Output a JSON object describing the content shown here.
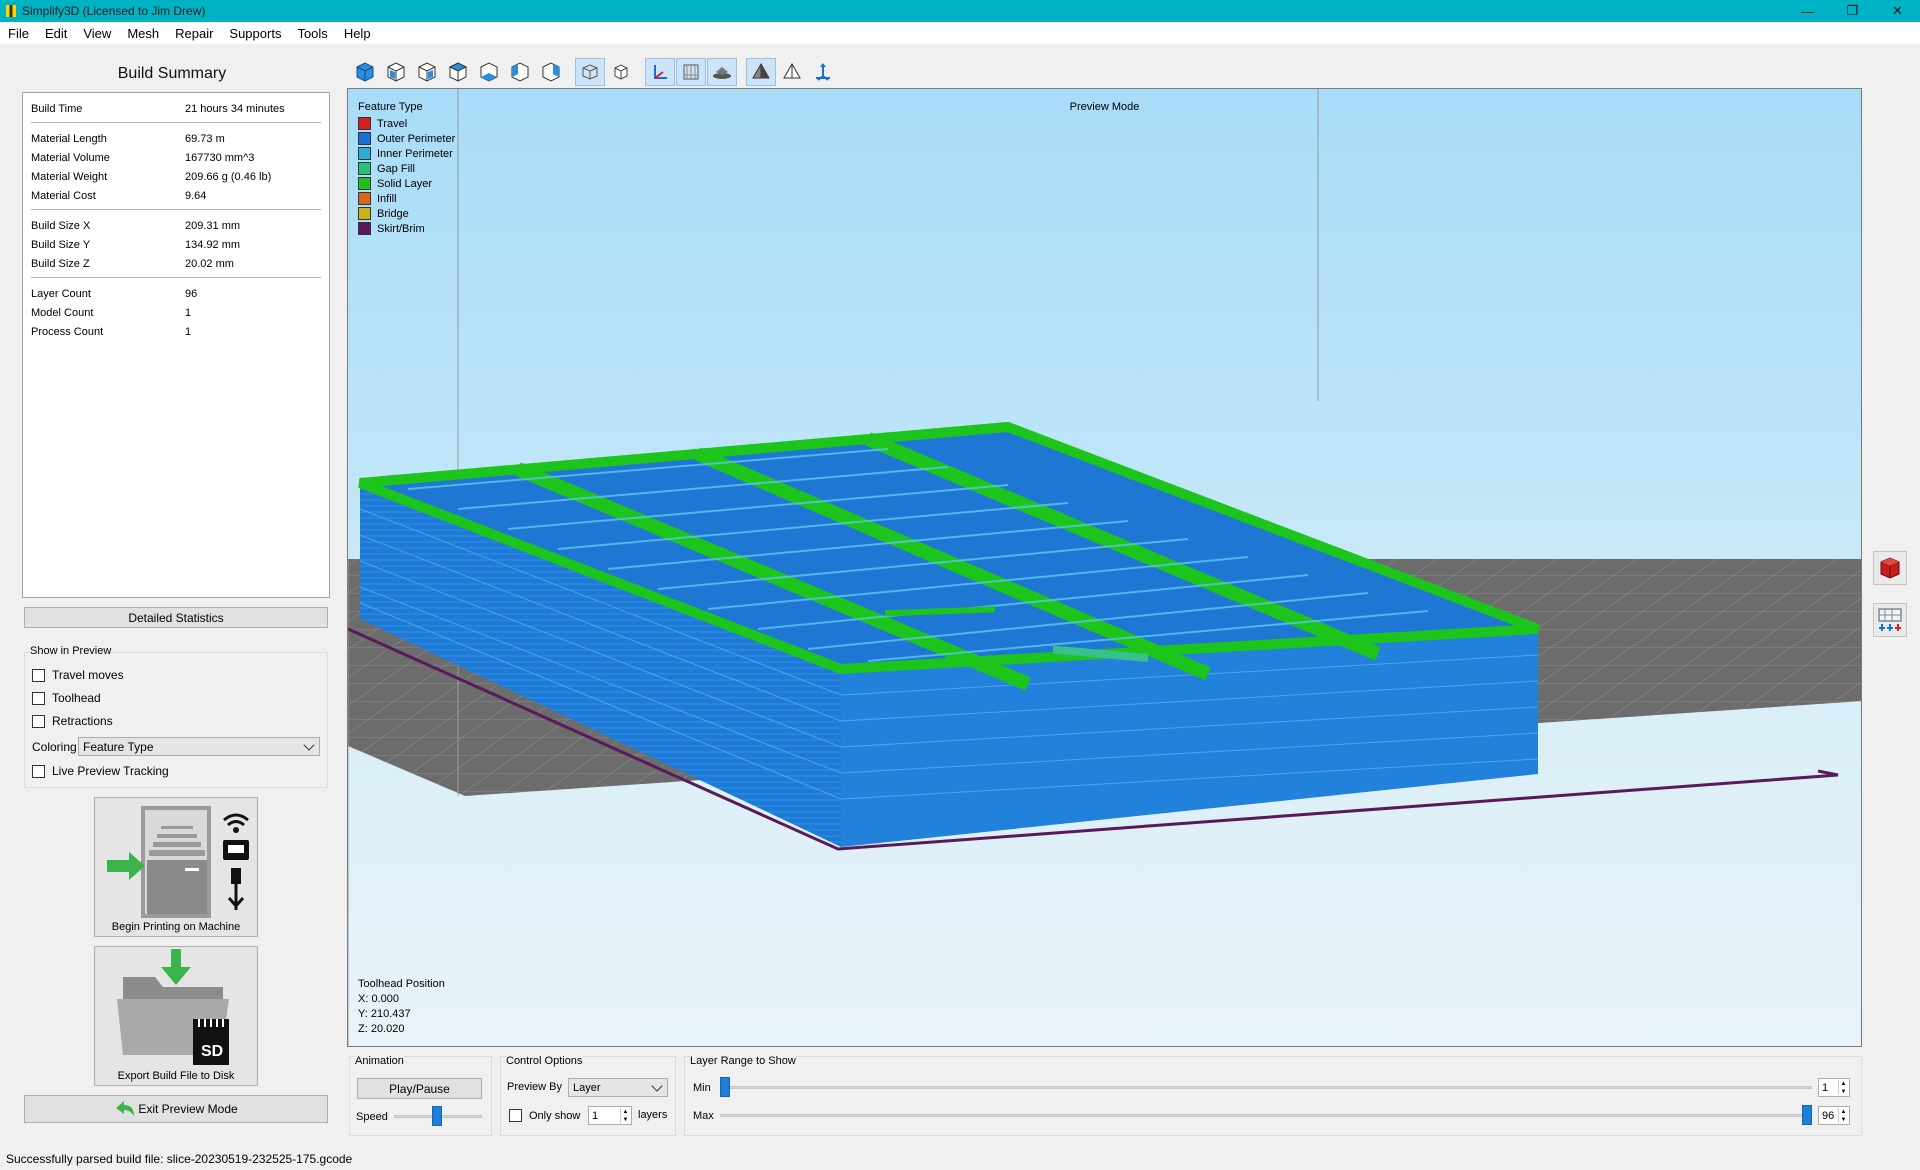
{
  "window": {
    "title": "Simplify3D (Licensed to Jim Drew)"
  },
  "menu": [
    "File",
    "Edit",
    "View",
    "Mesh",
    "Repair",
    "Supports",
    "Tools",
    "Help"
  ],
  "summary": {
    "title": "Build Summary",
    "groups": [
      [
        {
          "label": "Build Time",
          "value": "21 hours 34 minutes"
        }
      ],
      [
        {
          "label": "Material Length",
          "value": "69.73 m"
        },
        {
          "label": "Material Volume",
          "value": "167730 mm^3"
        },
        {
          "label": "Material Weight",
          "value": "209.66 g (0.46 lb)"
        },
        {
          "label": "Material Cost",
          "value": "9.64"
        }
      ],
      [
        {
          "label": "Build Size X",
          "value": "209.31 mm"
        },
        {
          "label": "Build Size Y",
          "value": "134.92 mm"
        },
        {
          "label": "Build Size Z",
          "value": "20.02 mm"
        }
      ],
      [
        {
          "label": "Layer Count",
          "value": "96"
        },
        {
          "label": "Model Count",
          "value": "1"
        },
        {
          "label": "Process Count",
          "value": "1"
        }
      ]
    ]
  },
  "detailed_stats_label": "Detailed Statistics",
  "show_in_preview": {
    "title": "Show in Preview",
    "travel_moves": "Travel moves",
    "toolhead": "Toolhead",
    "retractions": "Retractions",
    "coloring_label": "Coloring",
    "coloring_value": "Feature Type",
    "live_tracking": "Live Preview Tracking"
  },
  "begin_printing_label": "Begin Printing on Machine",
  "export_label": "Export Build File to Disk",
  "sd_label": "SD",
  "exit_preview_label": "Exit Preview Mode",
  "viewport": {
    "preview_mode": "Preview Mode",
    "legend_title": "Feature Type",
    "legend": [
      {
        "label": "Travel",
        "color": "#d42020"
      },
      {
        "label": "Outer Perimeter",
        "color": "#1a6fd0"
      },
      {
        "label": "Inner Perimeter",
        "color": "#2ab0d8"
      },
      {
        "label": "Gap Fill",
        "color": "#26c07a"
      },
      {
        "label": "Solid Layer",
        "color": "#1fbf1f"
      },
      {
        "label": "Infill",
        "color": "#d2691e"
      },
      {
        "label": "Bridge",
        "color": "#c9b21a"
      },
      {
        "label": "Skirt/Brim",
        "color": "#5a1a5a"
      }
    ],
    "toolhead_title": "Toolhead Position",
    "x": "X: 0.000",
    "y": "Y: 210.437",
    "z": "Z: 20.020"
  },
  "animation": {
    "title": "Animation",
    "play_label": "Play/Pause",
    "speed_label": "Speed"
  },
  "control": {
    "title": "Control Options",
    "preview_by_label": "Preview By",
    "preview_by_value": "Layer",
    "only_show_label": "Only show",
    "only_show_value": "1",
    "layers_label": "layers"
  },
  "layer_range": {
    "title": "Layer Range to Show",
    "min_label": "Min",
    "max_label": "Max",
    "min_value": "1",
    "max_value": "96"
  },
  "status": "Successfully parsed build file: slice-20230519-232525-175.gcode"
}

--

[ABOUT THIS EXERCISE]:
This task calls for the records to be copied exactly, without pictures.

[PROBLEM SOLUTION]:
Output a JSON object describing the content shown here.
{
  "window": {
    "title": "Simplify3D (Licensed to Jim Drew)"
  },
  "menu": [
    "File",
    "Edit",
    "View",
    "Mesh",
    "Repair",
    "Supports",
    "Tools",
    "Help"
  ],
  "summary": {
    "title": "Build Summary",
    "groups": [
      [
        {
          "label": "Build Time",
          "value": "21 hours 34 minutes"
        }
      ],
      [
        {
          "label": "Material Length",
          "value": "69.73 m"
        },
        {
          "label": "Material Volume",
          "value": "167730 mm^3"
        },
        {
          "label": "Material Weight",
          "value": "209.66 g (0.46 lb)"
        },
        {
          "label": "Material Cost",
          "value": "9.64"
        }
      ],
      [
        {
          "label": "Build Size X",
          "value": "209.31 mm"
        },
        {
          "label": "Build Size Y",
          "value": "134.92 mm"
        },
        {
          "label": "Build Size Z",
          "value": "20.02 mm"
        }
      ],
      [
        {
          "label": "Layer Count",
          "value": "96"
        },
        {
          "label": "Model Count",
          "value": "1"
        },
        {
          "label": "Process Count",
          "value": "1"
        }
      ]
    ]
  },
  "detailed_stats_label": "Detailed Statistics",
  "show_in_preview": {
    "title": "Show in Preview",
    "travel_moves": "Travel moves",
    "toolhead": "Toolhead",
    "retractions": "Retractions",
    "coloring_label": "Coloring",
    "coloring_value": "Feature Type",
    "live_tracking": "Live Preview Tracking"
  },
  "begin_printing_label": "Begin Printing on Machine",
  "export_label": "Export Build File to Disk",
  "sd_label": "SD",
  "exit_preview_label": "Exit Preview Mode",
  "viewport": {
    "preview_mode": "Preview Mode",
    "legend_title": "Feature Type",
    "legend": [
      {
        "label": "Travel",
        "color": "#d42020"
      },
      {
        "label": "Outer Perimeter",
        "color": "#1a6fd0"
      },
      {
        "label": "Inner Perimeter",
        "color": "#2ab0d8"
      },
      {
        "label": "Gap Fill",
        "color": "#26c07a"
      },
      {
        "label": "Solid Layer",
        "color": "#1fbf1f"
      },
      {
        "label": "Infill",
        "color": "#d2691e"
      },
      {
        "label": "Bridge",
        "color": "#c9b21a"
      },
      {
        "label": "Skirt/Brim",
        "color": "#5a1a5a"
      }
    ],
    "toolhead_title": "Toolhead Position",
    "x": "X: 0.000",
    "y": "Y: 210.437",
    "z": "Z: 20.020"
  },
  "animation": {
    "title": "Animation",
    "play_label": "Play/Pause",
    "speed_label": "Speed"
  },
  "control": {
    "title": "Control Options",
    "preview_by_label": "Preview By",
    "preview_by_value": "Layer",
    "only_show_label": "Only show",
    "only_show_value": "1",
    "layers_label": "layers"
  },
  "layer_range": {
    "title": "Layer Range to Show",
    "min_label": "Min",
    "max_label": "Max",
    "min_value": "1",
    "max_value": "96"
  },
  "status": "Successfully parsed build file: slice-20230519-232525-175.gcode"
}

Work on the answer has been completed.